**Source information:**
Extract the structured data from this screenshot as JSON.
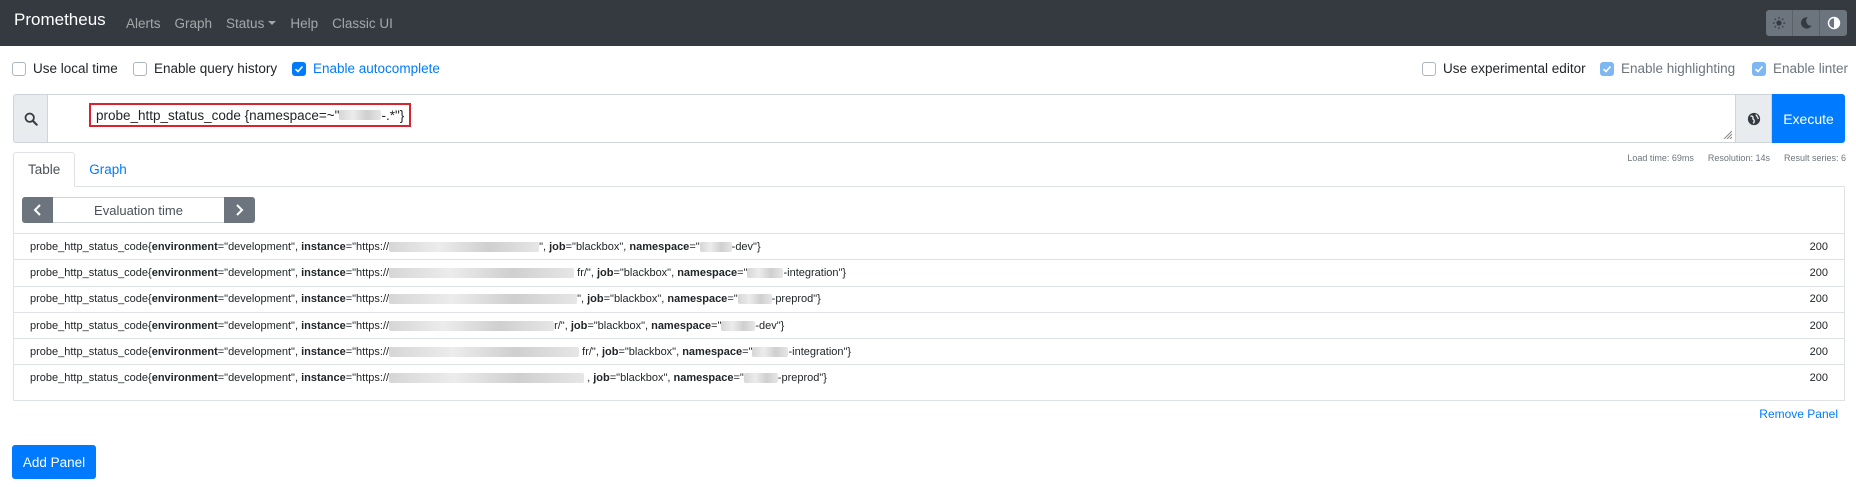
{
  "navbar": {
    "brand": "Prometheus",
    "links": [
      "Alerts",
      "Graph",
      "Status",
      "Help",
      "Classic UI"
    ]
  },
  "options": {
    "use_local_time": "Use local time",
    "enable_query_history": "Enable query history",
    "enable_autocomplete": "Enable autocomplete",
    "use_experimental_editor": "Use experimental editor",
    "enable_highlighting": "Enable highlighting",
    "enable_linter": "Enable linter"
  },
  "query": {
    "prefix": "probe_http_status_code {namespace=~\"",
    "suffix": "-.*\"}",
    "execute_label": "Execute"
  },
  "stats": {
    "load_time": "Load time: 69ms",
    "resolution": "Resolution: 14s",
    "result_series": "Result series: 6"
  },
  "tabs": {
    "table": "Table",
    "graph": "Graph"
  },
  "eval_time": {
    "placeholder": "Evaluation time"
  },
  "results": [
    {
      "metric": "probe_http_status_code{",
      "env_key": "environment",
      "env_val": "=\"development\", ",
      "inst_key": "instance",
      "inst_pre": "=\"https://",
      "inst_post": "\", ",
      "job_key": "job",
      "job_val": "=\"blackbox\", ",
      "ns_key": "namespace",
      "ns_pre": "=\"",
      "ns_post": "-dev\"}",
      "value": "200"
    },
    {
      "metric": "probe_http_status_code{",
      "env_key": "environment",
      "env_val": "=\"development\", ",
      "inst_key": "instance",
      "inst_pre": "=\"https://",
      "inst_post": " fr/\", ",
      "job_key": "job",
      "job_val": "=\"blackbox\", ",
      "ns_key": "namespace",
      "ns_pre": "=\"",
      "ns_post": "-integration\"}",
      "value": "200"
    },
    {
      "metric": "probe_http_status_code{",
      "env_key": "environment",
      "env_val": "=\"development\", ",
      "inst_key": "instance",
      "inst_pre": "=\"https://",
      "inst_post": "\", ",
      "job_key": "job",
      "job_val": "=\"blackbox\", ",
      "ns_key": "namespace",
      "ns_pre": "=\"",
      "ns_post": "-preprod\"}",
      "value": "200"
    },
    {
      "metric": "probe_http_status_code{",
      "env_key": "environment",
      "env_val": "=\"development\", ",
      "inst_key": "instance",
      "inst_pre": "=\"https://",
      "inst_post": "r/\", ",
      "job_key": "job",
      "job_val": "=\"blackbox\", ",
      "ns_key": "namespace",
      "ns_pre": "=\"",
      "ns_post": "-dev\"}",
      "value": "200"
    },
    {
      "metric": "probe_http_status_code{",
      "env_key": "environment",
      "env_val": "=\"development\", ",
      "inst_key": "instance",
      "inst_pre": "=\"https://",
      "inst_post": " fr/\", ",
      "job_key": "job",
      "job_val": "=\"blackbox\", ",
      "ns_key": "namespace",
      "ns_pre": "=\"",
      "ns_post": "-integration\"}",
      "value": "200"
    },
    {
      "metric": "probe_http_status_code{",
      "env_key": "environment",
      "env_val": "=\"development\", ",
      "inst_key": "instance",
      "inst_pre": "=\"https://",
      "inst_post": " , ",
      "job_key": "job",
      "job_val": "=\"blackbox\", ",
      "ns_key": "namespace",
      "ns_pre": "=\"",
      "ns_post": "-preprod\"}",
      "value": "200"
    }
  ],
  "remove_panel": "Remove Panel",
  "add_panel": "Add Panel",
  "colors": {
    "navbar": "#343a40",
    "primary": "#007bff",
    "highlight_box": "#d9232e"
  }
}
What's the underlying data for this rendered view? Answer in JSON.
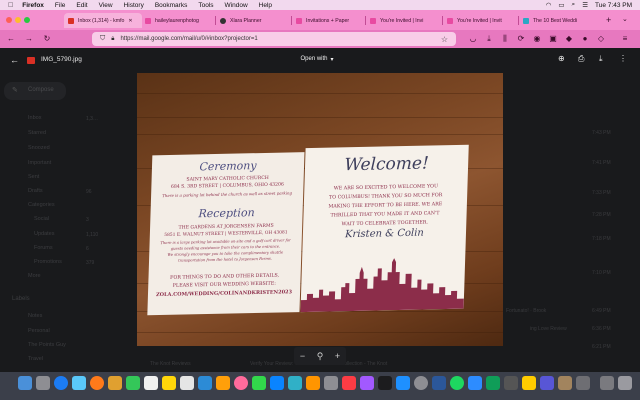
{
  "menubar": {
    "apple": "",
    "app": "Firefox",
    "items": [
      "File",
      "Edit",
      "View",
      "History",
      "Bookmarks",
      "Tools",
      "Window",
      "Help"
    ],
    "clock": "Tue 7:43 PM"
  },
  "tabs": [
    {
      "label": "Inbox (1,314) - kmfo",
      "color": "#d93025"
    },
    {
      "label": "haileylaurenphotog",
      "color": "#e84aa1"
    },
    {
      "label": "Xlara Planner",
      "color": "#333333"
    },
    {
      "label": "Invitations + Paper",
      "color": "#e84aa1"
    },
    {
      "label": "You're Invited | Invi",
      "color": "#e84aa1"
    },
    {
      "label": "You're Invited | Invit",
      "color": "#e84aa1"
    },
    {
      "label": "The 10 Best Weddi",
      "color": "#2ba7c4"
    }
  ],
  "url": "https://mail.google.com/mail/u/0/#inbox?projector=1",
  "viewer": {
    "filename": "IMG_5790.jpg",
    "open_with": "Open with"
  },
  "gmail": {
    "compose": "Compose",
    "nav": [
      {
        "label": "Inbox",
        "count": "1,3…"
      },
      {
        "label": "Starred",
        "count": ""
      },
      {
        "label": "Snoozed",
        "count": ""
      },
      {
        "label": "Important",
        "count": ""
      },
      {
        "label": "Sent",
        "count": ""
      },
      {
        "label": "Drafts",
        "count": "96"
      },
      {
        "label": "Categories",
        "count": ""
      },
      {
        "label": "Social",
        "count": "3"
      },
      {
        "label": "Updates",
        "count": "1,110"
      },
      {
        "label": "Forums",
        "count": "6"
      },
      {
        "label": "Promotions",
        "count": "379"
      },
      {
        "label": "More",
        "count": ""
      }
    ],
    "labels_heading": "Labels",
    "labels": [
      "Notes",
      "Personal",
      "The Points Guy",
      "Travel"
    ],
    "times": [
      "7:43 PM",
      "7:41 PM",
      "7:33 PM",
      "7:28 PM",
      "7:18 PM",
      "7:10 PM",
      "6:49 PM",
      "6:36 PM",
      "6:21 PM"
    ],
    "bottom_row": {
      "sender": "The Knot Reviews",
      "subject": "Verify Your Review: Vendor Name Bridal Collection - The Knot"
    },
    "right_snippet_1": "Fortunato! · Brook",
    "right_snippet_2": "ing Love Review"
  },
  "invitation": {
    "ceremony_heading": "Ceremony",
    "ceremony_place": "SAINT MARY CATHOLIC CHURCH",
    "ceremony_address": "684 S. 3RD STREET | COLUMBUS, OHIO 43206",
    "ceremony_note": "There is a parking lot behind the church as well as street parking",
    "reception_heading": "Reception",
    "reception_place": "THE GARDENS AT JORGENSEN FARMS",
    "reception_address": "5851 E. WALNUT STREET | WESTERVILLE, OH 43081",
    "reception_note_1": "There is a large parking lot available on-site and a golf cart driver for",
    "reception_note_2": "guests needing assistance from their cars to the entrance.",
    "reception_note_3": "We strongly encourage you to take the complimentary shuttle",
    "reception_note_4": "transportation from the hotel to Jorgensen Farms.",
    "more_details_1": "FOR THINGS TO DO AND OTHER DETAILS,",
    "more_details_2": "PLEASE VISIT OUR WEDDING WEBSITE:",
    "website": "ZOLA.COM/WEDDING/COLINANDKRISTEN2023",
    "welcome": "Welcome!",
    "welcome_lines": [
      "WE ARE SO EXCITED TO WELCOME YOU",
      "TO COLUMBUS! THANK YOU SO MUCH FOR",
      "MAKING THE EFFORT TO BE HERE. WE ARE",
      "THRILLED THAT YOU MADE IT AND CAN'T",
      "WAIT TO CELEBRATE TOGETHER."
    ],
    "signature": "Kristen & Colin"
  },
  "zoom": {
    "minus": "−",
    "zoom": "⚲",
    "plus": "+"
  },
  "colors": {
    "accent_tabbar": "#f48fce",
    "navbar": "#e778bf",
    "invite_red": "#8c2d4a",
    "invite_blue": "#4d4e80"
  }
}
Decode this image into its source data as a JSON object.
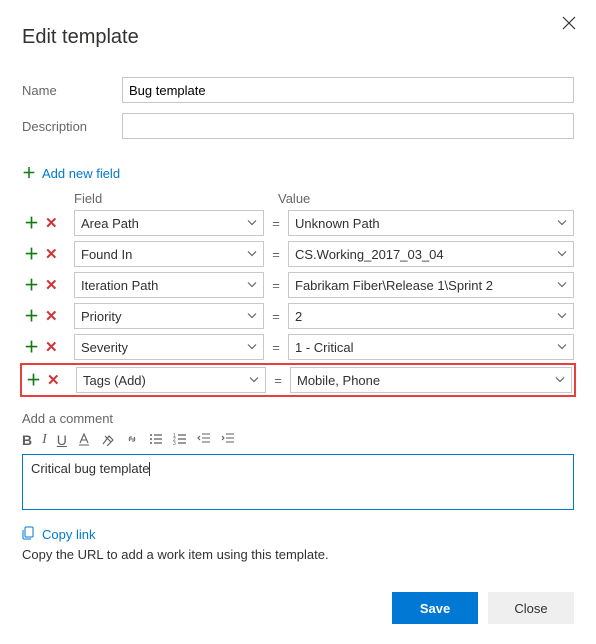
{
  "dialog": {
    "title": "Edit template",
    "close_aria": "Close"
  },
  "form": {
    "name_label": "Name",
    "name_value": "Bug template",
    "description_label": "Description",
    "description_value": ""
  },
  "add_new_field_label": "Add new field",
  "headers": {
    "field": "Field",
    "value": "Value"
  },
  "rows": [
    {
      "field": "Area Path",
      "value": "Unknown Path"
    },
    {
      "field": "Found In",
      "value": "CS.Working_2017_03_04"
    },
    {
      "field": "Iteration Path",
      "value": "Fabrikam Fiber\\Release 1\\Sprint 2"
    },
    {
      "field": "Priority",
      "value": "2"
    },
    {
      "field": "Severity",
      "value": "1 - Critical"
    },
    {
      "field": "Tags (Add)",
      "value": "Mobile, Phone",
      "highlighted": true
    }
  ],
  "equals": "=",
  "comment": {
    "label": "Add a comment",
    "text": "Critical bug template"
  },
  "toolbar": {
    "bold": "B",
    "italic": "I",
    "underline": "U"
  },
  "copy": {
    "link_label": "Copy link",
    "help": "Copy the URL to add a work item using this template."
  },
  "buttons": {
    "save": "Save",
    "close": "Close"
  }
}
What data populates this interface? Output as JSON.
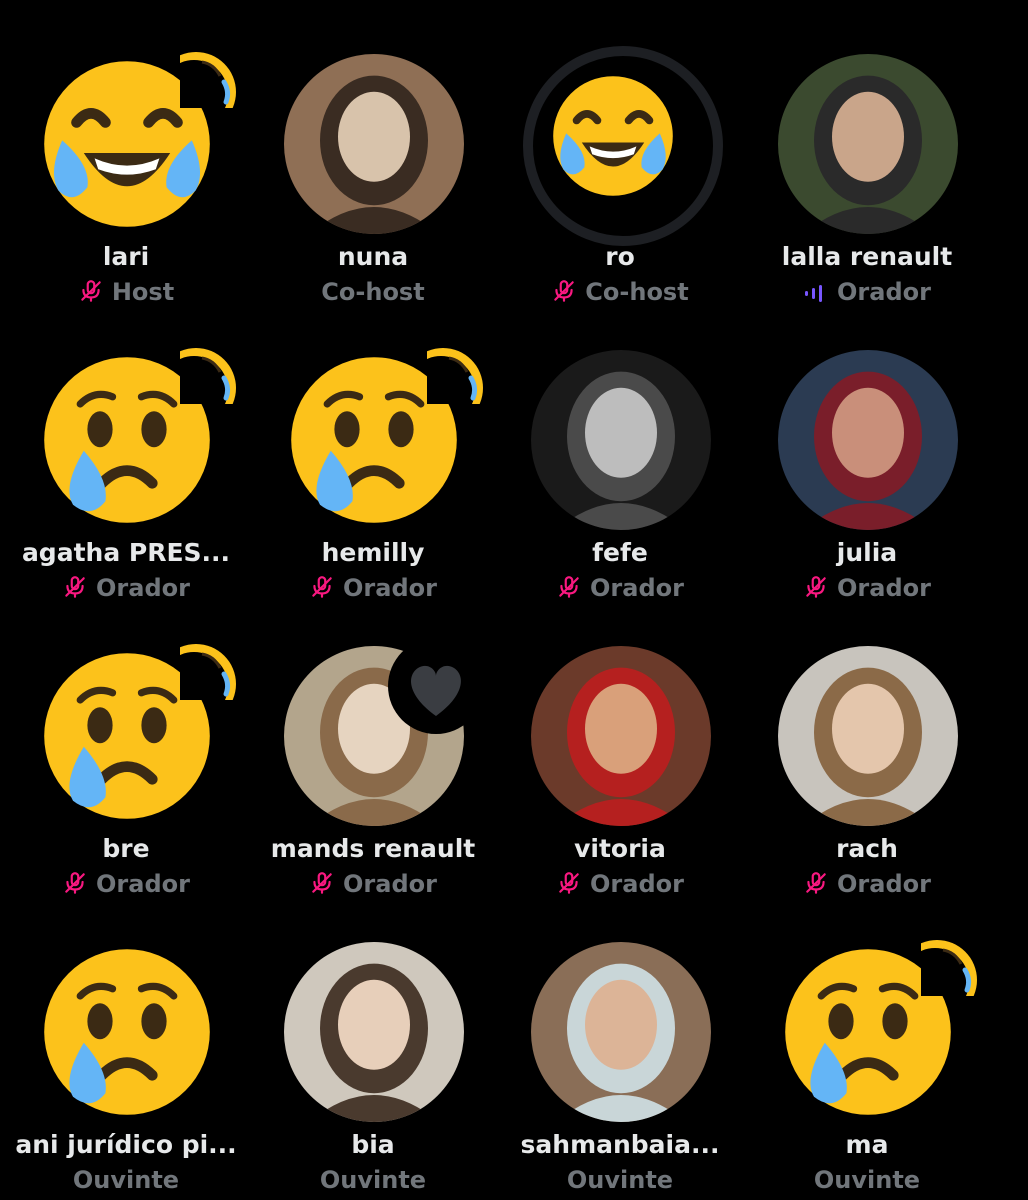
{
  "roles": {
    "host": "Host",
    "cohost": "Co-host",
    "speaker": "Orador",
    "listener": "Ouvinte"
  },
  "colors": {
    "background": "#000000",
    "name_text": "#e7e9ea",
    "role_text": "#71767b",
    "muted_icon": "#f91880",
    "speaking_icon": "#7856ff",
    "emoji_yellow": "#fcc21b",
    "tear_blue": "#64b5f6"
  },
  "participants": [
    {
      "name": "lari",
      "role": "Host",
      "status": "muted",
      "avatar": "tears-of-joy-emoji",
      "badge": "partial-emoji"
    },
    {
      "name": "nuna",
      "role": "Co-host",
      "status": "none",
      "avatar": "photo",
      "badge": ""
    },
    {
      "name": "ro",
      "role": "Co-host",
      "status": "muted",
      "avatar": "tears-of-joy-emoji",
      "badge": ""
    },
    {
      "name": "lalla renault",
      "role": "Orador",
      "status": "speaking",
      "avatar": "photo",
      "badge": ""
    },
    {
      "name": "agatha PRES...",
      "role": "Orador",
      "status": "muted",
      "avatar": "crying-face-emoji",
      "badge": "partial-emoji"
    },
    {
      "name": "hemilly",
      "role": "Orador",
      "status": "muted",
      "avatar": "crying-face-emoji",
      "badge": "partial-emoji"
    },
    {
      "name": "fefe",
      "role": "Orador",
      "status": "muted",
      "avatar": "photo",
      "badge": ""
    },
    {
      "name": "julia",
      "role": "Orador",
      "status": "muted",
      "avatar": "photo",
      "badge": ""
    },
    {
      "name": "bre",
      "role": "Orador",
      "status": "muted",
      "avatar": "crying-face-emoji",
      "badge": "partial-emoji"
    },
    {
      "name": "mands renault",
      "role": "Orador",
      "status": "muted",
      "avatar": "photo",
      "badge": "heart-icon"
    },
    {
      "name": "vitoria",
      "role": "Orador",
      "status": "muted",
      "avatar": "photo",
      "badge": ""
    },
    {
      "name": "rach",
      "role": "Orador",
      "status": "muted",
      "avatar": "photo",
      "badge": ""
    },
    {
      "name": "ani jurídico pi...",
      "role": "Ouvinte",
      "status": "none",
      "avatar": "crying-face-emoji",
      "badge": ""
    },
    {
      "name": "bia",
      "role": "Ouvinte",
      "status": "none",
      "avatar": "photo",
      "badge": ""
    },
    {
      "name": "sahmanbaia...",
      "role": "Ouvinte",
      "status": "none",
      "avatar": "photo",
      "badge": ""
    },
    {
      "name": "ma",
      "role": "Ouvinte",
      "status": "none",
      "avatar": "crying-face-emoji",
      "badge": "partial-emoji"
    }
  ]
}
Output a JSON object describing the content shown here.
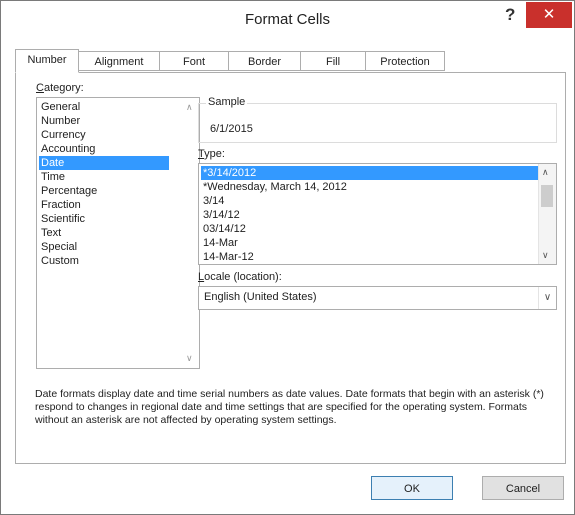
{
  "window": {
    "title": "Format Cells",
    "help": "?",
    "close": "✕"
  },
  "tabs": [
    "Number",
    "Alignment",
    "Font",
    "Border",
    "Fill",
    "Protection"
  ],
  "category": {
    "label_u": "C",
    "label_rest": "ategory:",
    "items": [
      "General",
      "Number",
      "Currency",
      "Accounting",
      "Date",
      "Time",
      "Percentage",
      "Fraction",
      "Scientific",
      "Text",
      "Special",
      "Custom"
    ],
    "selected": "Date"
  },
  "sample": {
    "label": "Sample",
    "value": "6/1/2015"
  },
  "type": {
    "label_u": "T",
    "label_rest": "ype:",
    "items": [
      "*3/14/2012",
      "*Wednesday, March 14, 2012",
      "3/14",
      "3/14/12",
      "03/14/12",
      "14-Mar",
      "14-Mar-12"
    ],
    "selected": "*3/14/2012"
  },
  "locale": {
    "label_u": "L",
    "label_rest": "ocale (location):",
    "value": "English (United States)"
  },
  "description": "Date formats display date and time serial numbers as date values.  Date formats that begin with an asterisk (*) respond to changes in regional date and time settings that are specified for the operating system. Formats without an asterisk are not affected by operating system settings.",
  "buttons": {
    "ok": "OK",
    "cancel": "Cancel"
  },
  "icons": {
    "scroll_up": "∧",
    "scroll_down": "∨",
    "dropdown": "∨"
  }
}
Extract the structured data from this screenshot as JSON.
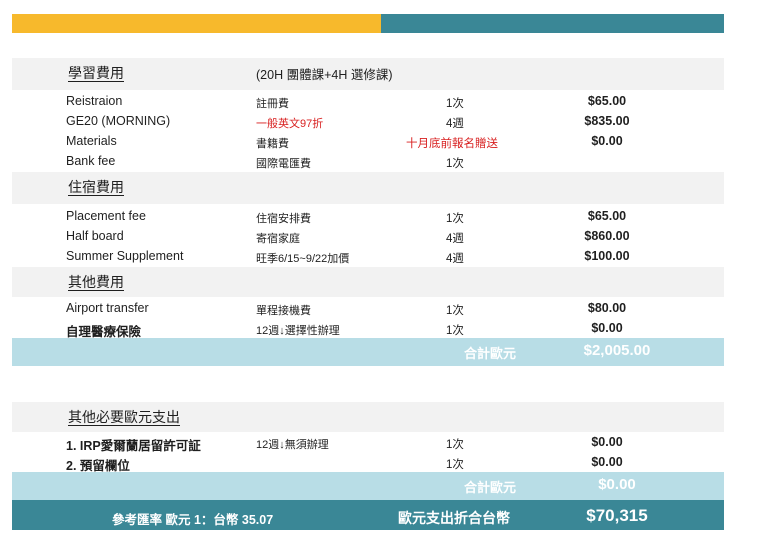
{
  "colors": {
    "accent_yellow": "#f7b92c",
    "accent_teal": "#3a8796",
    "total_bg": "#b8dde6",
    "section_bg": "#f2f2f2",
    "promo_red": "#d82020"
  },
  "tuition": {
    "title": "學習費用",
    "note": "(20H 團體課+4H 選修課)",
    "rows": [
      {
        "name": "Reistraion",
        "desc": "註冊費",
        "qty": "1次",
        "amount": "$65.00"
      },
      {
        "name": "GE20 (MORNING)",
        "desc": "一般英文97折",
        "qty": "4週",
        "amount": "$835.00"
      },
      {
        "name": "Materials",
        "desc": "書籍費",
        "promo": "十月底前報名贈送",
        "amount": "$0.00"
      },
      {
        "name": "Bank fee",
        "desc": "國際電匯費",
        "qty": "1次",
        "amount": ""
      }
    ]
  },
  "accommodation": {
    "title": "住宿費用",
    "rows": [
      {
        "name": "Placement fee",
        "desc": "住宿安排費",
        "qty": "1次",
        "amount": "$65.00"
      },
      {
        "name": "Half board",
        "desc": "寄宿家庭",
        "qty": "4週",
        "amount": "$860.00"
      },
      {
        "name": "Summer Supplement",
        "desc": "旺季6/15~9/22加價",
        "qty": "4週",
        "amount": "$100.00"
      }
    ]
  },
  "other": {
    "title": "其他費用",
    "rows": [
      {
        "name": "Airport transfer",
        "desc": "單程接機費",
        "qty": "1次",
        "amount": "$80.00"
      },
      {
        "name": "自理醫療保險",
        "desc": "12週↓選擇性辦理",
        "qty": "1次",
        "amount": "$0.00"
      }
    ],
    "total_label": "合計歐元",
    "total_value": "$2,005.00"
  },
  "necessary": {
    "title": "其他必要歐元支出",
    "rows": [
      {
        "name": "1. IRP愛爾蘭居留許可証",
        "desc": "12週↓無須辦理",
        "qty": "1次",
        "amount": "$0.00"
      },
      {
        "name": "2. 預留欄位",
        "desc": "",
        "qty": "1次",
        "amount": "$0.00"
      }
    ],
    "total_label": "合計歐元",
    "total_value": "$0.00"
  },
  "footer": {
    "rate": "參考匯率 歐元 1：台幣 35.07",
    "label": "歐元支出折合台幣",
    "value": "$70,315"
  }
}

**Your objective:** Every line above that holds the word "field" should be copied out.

**Finished task:**
  "add_new_field_label": "Add new field",
    "field": "Field",
      "field": "Area Path",
      "field": "Found In",
      "field": "Iteration Path",
      "field": "Priority",
      "field": "Severity",
      "field": "Tags (Add)",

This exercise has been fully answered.